According to the TUM research team, a critical component is the saddle shape of the porphyrin molecules, in which the gas molecules assume the position of the rider. The significance of the saddle geometry became apparent in model calculations carried out by Marie-Laure Bocquet from the University of Lyon in France. Her analysis helped the researchers understand the novel binding mode in detail. She also showed that the shape of the molecular saddle remains practically unchanged, even after the two gas molecules bind to the porphyrin.
The porphyrins reacted very differently when the researchers replaced the CO with stronger-binding nitrogen monoxide (NO). As expected, this binds directly to the central atom, though only a single molecule fits in each porphyrin ring. This has a significant effect on the electronic structure of the carrier molecule, and the characteristic saddle becomes flattened, the researchers explained. The porphyrin, therefore, reacts very differently to different kinds of gas — a result that is relevant for potential applications, such as sensors.
Dr Willi Auwaerter, one of the authors from TUM, expressed his excitement at the findings saying that 'what's new is that we actually saw, for the first time, the mechanism on a molecular level'. He added that 'we even can selectively move individual gas molecules from one porphyrin to another'.
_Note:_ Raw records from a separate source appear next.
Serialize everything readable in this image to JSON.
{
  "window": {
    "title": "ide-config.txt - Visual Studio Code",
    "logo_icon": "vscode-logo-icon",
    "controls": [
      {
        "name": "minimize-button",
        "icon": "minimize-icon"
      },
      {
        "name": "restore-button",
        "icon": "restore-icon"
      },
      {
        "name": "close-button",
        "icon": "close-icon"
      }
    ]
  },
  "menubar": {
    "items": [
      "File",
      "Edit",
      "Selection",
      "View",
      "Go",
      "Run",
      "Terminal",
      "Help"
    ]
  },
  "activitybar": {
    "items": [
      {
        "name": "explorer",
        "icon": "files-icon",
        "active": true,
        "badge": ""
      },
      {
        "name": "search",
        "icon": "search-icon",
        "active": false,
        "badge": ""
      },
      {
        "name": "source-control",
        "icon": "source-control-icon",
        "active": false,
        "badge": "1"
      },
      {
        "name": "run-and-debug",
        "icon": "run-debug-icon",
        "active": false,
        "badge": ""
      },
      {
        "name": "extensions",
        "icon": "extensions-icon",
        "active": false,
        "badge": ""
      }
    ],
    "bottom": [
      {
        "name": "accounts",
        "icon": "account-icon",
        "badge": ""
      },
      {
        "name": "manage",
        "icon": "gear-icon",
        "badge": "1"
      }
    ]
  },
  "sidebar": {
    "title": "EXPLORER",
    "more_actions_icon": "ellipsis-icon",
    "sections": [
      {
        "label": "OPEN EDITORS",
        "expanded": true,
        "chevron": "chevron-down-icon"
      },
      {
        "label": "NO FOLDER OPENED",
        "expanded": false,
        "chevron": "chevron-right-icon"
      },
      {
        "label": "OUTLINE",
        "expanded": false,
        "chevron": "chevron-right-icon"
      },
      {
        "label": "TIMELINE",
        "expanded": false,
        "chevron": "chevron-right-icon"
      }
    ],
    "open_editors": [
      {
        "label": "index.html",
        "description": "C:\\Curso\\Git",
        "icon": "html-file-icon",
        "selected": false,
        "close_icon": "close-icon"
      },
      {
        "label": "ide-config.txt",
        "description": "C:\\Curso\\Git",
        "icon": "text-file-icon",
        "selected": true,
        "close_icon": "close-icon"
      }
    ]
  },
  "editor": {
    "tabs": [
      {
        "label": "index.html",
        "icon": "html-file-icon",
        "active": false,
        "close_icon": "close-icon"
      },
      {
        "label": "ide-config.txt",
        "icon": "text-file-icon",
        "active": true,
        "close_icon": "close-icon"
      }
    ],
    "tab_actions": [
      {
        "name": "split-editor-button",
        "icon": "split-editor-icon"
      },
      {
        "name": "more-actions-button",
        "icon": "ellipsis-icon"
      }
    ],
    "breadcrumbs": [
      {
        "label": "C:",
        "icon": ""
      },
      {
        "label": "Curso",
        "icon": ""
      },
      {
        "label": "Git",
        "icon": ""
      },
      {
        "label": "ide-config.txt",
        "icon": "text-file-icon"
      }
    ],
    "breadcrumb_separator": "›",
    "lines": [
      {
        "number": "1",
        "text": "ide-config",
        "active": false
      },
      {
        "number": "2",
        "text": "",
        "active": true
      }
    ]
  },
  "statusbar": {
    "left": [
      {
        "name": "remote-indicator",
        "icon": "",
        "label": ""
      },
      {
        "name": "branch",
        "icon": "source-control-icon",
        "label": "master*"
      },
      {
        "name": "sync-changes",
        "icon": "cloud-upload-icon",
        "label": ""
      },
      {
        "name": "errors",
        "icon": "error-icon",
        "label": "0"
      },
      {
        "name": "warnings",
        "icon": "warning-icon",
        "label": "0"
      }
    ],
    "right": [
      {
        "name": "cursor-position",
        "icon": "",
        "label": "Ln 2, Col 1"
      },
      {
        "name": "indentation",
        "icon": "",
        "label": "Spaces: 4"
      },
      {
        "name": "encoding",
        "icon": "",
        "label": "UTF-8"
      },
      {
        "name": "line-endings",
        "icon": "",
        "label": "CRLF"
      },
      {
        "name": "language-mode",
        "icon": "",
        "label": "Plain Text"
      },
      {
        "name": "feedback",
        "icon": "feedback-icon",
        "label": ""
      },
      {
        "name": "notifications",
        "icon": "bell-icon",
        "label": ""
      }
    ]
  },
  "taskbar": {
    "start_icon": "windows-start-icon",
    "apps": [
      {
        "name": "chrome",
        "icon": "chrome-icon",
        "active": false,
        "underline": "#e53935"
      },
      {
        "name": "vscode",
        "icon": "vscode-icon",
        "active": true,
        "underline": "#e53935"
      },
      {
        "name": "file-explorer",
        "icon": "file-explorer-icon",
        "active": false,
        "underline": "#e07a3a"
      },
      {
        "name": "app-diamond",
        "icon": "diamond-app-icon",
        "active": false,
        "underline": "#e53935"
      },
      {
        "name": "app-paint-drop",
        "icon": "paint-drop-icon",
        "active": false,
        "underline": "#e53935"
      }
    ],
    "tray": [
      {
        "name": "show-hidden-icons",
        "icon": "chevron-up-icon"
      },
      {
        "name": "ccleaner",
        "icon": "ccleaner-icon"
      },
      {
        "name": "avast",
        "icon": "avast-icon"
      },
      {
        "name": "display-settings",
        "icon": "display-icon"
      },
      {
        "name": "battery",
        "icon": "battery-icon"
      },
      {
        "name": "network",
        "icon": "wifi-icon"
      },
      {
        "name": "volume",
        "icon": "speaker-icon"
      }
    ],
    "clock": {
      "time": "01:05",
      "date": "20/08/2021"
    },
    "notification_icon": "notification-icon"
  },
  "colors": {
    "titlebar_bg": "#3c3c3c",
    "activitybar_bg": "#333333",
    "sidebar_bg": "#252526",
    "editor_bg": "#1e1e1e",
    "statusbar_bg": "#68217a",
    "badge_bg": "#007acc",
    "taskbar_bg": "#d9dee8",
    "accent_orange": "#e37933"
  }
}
The team is now aiming to explain the physical and chemical processes on surfaces and in nanostructures. Once these fundamental questions are answered, they will take on new challenges and investigate a series of questions, namely: 'How big is the influence of the central atom? How does the binding change in planar conformations? How can such systems be utilised to implement catalysers and sensors through controlled charge transfers?'